Problem to solve: In the listing that follows, give every line again exactly and omit the pictures.

Exercise input:
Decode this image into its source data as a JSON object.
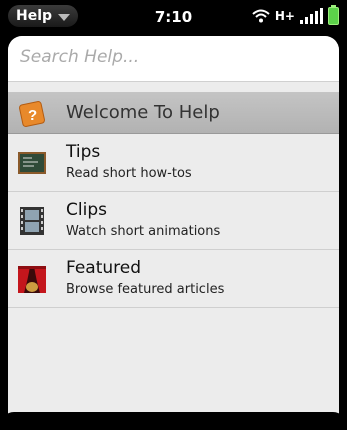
{
  "status_bar": {
    "app_name": "Help",
    "time": "7:10",
    "network": "H+"
  },
  "search": {
    "placeholder": "Search Help..."
  },
  "list": {
    "welcome": {
      "label": "Welcome To Help"
    },
    "items": [
      {
        "title": "Tips",
        "subtitle": "Read short how-tos",
        "icon": "chalkboard-icon"
      },
      {
        "title": "Clips",
        "subtitle": "Watch short animations",
        "icon": "film-strip-icon"
      },
      {
        "title": "Featured",
        "subtitle": "Browse featured articles",
        "icon": "stage-curtain-icon"
      }
    ]
  },
  "colors": {
    "welcome_icon": "#e8892b",
    "battery": "#5cd14a"
  }
}
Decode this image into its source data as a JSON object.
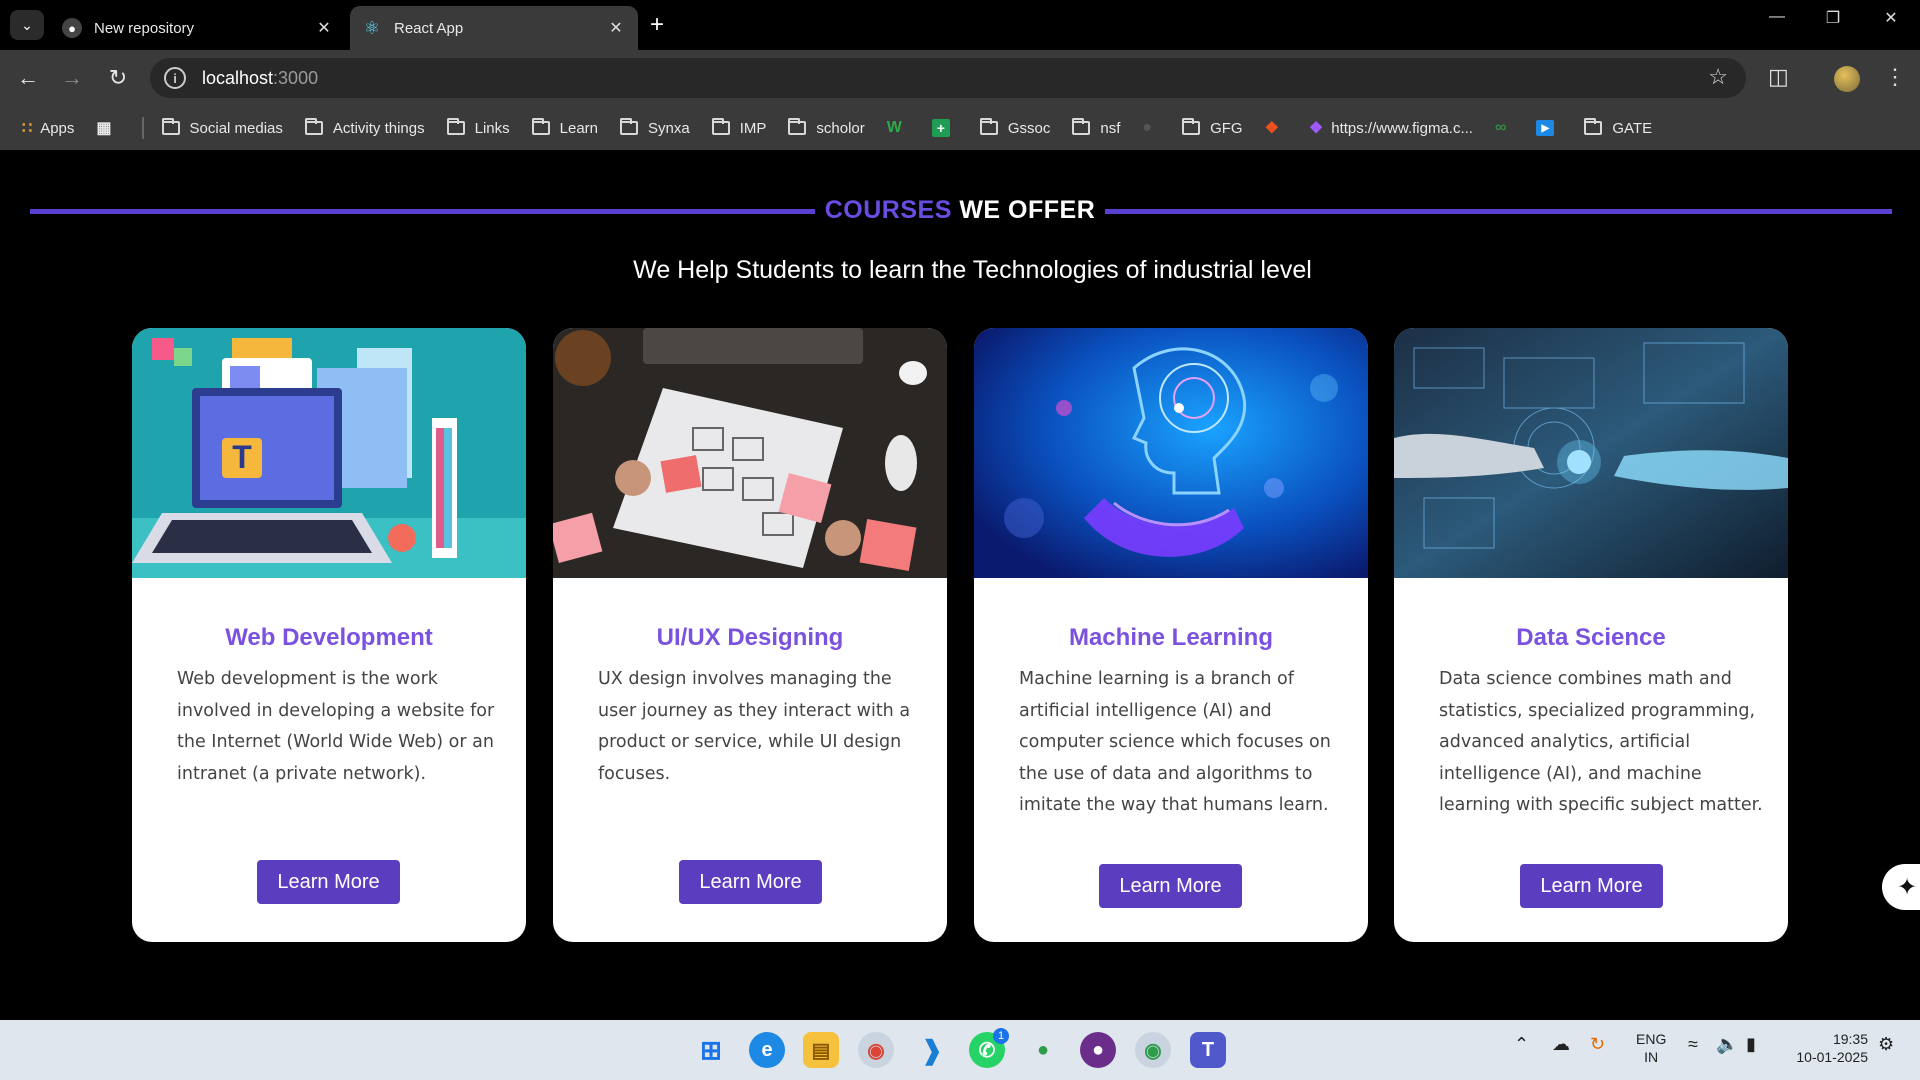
{
  "browser": {
    "tabs": [
      {
        "title": "New repository",
        "icon": "github-icon"
      },
      {
        "title": "React App",
        "icon": "react-icon"
      }
    ],
    "url_host": "localhost",
    "url_port": ":3000",
    "bookmarks": [
      {
        "label": "Apps",
        "icon": "apps-grid-icon"
      },
      {
        "label": "Social medias",
        "icon": "folder-icon"
      },
      {
        "label": "Activity things",
        "icon": "folder-icon"
      },
      {
        "label": "Links",
        "icon": "folder-icon"
      },
      {
        "label": "Learn",
        "icon": "folder-icon"
      },
      {
        "label": "Synxa",
        "icon": "folder-icon"
      },
      {
        "label": "IMP",
        "icon": "folder-icon"
      },
      {
        "label": "scholor",
        "icon": "folder-icon"
      },
      {
        "label": "Gssoc",
        "icon": "folder-icon"
      },
      {
        "label": "nsf",
        "icon": "folder-icon"
      },
      {
        "label": "GFG",
        "icon": "folder-icon"
      },
      {
        "label": "https://www.figma.c...",
        "icon": "figma-icon"
      },
      {
        "label": "GATE",
        "icon": "folder-icon"
      }
    ]
  },
  "page": {
    "heading_part1": "COURSES",
    "heading_part2": "WE OFFER",
    "subtitle": "We Help Students to learn the Technologies of industrial level",
    "cards": [
      {
        "title": "Web Development",
        "description": "Web development is the work involved in developing a website for the Internet (World Wide Web) or an intranet (a private network).",
        "button": "Learn More"
      },
      {
        "title": "UI/UX Designing",
        "description": "UX design involves managing the user journey as they interact with a product or service, while UI design focuses.",
        "button": "Learn More"
      },
      {
        "title": "Machine Learning",
        "description": "Machine learning is a branch of artificial intelligence (AI) and computer science which focuses on the use of data and algorithms to imitate the way that humans learn.",
        "button": "Learn More"
      },
      {
        "title": "Data Science",
        "description": "Data science combines math and statistics, specialized programming, advanced analytics, artificial intelligence (AI), and machine learning with specific subject matter.",
        "button": "Learn More"
      }
    ],
    "accent_color": "#5b3dc0",
    "title_color": "#7b52e0"
  },
  "taskbar": {
    "badge_whatsapp": "1",
    "lang_line1": "ENG",
    "lang_line2": "IN",
    "time": "19:35",
    "date": "10-01-2025"
  }
}
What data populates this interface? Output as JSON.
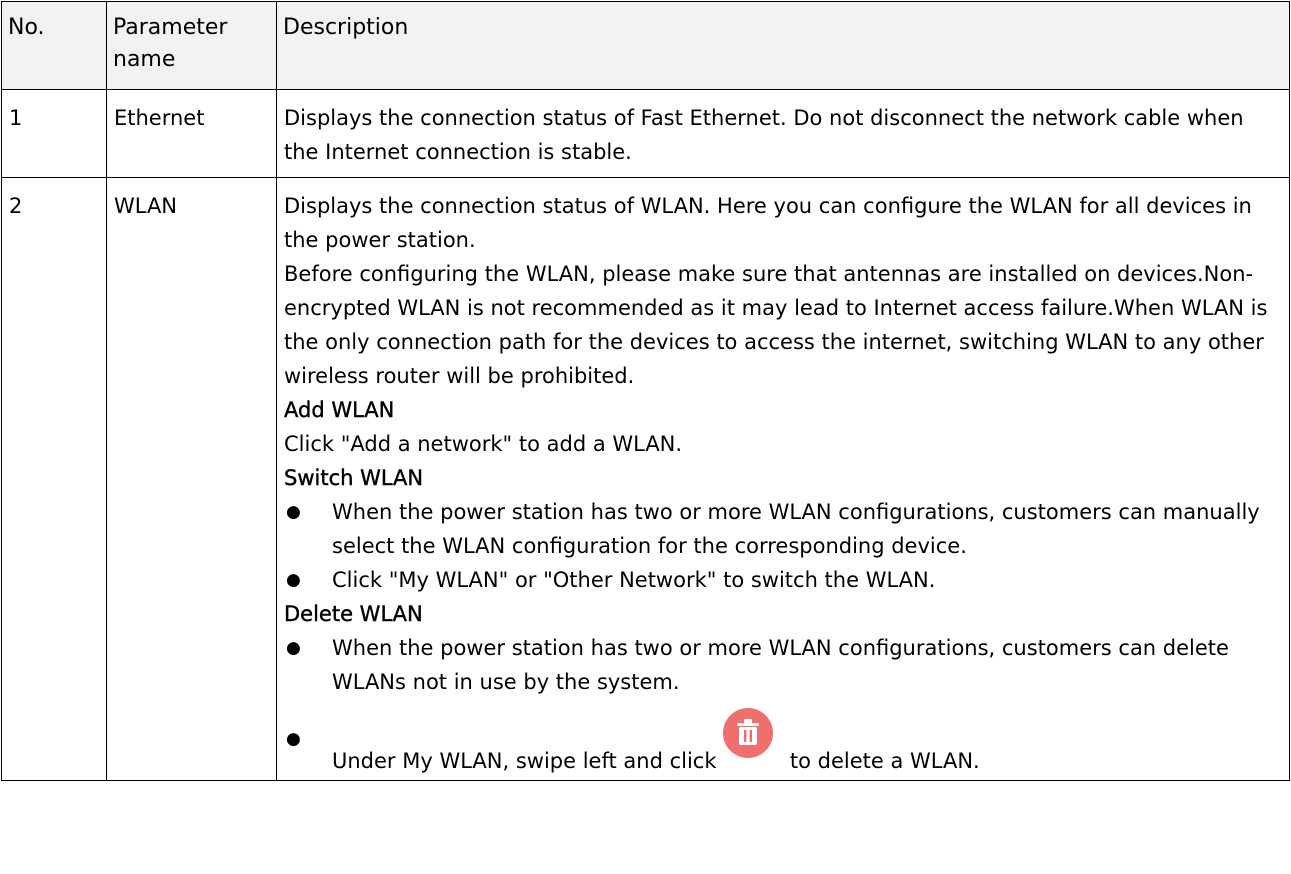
{
  "table": {
    "headers": [
      "No.",
      "Parameter name",
      "Description"
    ],
    "rows": [
      {
        "no": "1",
        "name": "Ethernet",
        "description": "Displays the connection status of Fast Ethernet. Do not disconnect the network cable when the Internet connection is stable."
      },
      {
        "no": "2",
        "name": "WLAN",
        "intro": "Displays the connection status of WLAN. Here you can configure the WLAN for all devices in the power station.",
        "notice": "Before configuring the WLAN, please make sure that antennas are installed on devices.Non-encrypted WLAN is not recommended as it may lead to Internet access failure.When WLAN is the only connection path for the devices to access the internet, switching WLAN to any other wireless router will be prohibited.",
        "add": {
          "heading": "Add WLAN",
          "text": "Click \"Add a network\" to add a WLAN."
        },
        "switch": {
          "heading": "Switch WLAN",
          "bullets": [
            "When the power station has two or more WLAN configurations, customers can manually select the WLAN configuration for the corresponding device.",
            "Click \"My WLAN\" or \"Other Network\" to switch the WLAN."
          ]
        },
        "delete": {
          "heading": "Delete WLAN",
          "bullet_1": "When the power station has two or more WLAN configurations, customers can delete WLANs not in use by the system.",
          "bullet_2_before_icon": "Under My WLAN, swipe left and click",
          "bullet_2_after_icon": "to delete a WLAN.",
          "icon": "trash-icon",
          "icon_color": "#ef6f6c"
        }
      }
    ]
  },
  "bullet_glyph": "●"
}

Answer to this task:
Decode this image into its source data as a JSON object.
{
  "status_bar": {
    "app_name": "Help",
    "time": "7:10",
    "network": "H+"
  },
  "search": {
    "placeholder": "Search Help..."
  },
  "list": {
    "welcome": {
      "label": "Welcome To Help"
    },
    "items": [
      {
        "title": "Tips",
        "subtitle": "Read short how-tos",
        "icon": "chalkboard-icon"
      },
      {
        "title": "Clips",
        "subtitle": "Watch short animations",
        "icon": "film-strip-icon"
      },
      {
        "title": "Featured",
        "subtitle": "Browse featured articles",
        "icon": "stage-curtain-icon"
      }
    ]
  },
  "colors": {
    "welcome_icon": "#e8892b",
    "battery": "#5cd14a"
  }
}
Decode this image into its source data as a JSON object.
{
  "browser": {
    "tabs": [
      {
        "title": "New repository",
        "icon": "github-icon"
      },
      {
        "title": "React App",
        "icon": "react-icon"
      }
    ],
    "url_host": "localhost",
    "url_port": ":3000",
    "bookmarks": [
      {
        "label": "Apps",
        "icon": "apps-grid-icon"
      },
      {
        "label": "Social medias",
        "icon": "folder-icon"
      },
      {
        "label": "Activity things",
        "icon": "folder-icon"
      },
      {
        "label": "Links",
        "icon": "folder-icon"
      },
      {
        "label": "Learn",
        "icon": "folder-icon"
      },
      {
        "label": "Synxa",
        "icon": "folder-icon"
      },
      {
        "label": "IMP",
        "icon": "folder-icon"
      },
      {
        "label": "scholor",
        "icon": "folder-icon"
      },
      {
        "label": "Gssoc",
        "icon": "folder-icon"
      },
      {
        "label": "nsf",
        "icon": "folder-icon"
      },
      {
        "label": "GFG",
        "icon": "folder-icon"
      },
      {
        "label": "https://www.figma.c...",
        "icon": "figma-icon"
      },
      {
        "label": "GATE",
        "icon": "folder-icon"
      }
    ]
  },
  "page": {
    "heading_part1": "COURSES",
    "heading_part2": "WE OFFER",
    "subtitle": "We Help Students to learn the Technologies of industrial level",
    "cards": [
      {
        "title": "Web Development",
        "description": "Web development is the work involved in developing a website for the Internet (World Wide Web) or an intranet (a private network).",
        "button": "Learn More"
      },
      {
        "title": "UI/UX Designing",
        "description": "UX design involves managing the user journey as they interact with a product or service, while UI design focuses.",
        "button": "Learn More"
      },
      {
        "title": "Machine Learning",
        "description": "Machine learning is a branch of artificial intelligence (AI) and computer science which focuses on the use of data and algorithms to imitate the way that humans learn.",
        "button": "Learn More"
      },
      {
        "title": "Data Science",
        "description": "Data science combines math and statistics, specialized programming, advanced analytics, artificial intelligence (AI), and machine learning with specific subject matter.",
        "button": "Learn More"
      }
    ],
    "accent_color": "#5b3dc0",
    "title_color": "#7b52e0"
  },
  "taskbar": {
    "badge_whatsapp": "1",
    "lang_line1": "ENG",
    "lang_line2": "IN",
    "time": "19:35",
    "date": "10-01-2025"
  }
}
What data populates this interface? Output as JSON.
{
  "table": {
    "headers": [
      "No.",
      "Parameter name",
      "Description"
    ],
    "rows": [
      {
        "no": "1",
        "name": "Ethernet",
        "description": "Displays the connection status of Fast Ethernet. Do not disconnect the network cable when the Internet connection is stable."
      },
      {
        "no": "2",
        "name": "WLAN",
        "intro": "Displays the connection status of WLAN. Here you can configure the WLAN for all devices in the power station.",
        "notice": "Before configuring the WLAN, please make sure that antennas are installed on devices.Non-encrypted WLAN is not recommended as it may lead to Internet access failure.When WLAN is the only connection path for the devices to access the internet, switching WLAN to any other wireless router will be prohibited.",
        "add": {
          "heading": "Add WLAN",
          "text": "Click \"Add a network\" to add a WLAN."
        },
        "switch": {
          "heading": "Switch WLAN",
          "bullets": [
            "When the power station has two or more WLAN configurations, customers can manually select the WLAN configuration for the corresponding device.",
            "Click \"My WLAN\" or \"Other Network\" to switch the WLAN."
          ]
        },
        "delete": {
          "heading": "Delete WLAN",
          "bullet_1": "When the power station has two or more WLAN configurations, customers can delete WLANs not in use by the system.",
          "bullet_2_before_icon": "Under My WLAN, swipe left and click",
          "bullet_2_after_icon": "to delete a WLAN.",
          "icon": "trash-icon",
          "icon_color": "#ef6f6c"
        }
      }
    ]
  },
  "bullet_glyph": "●"
}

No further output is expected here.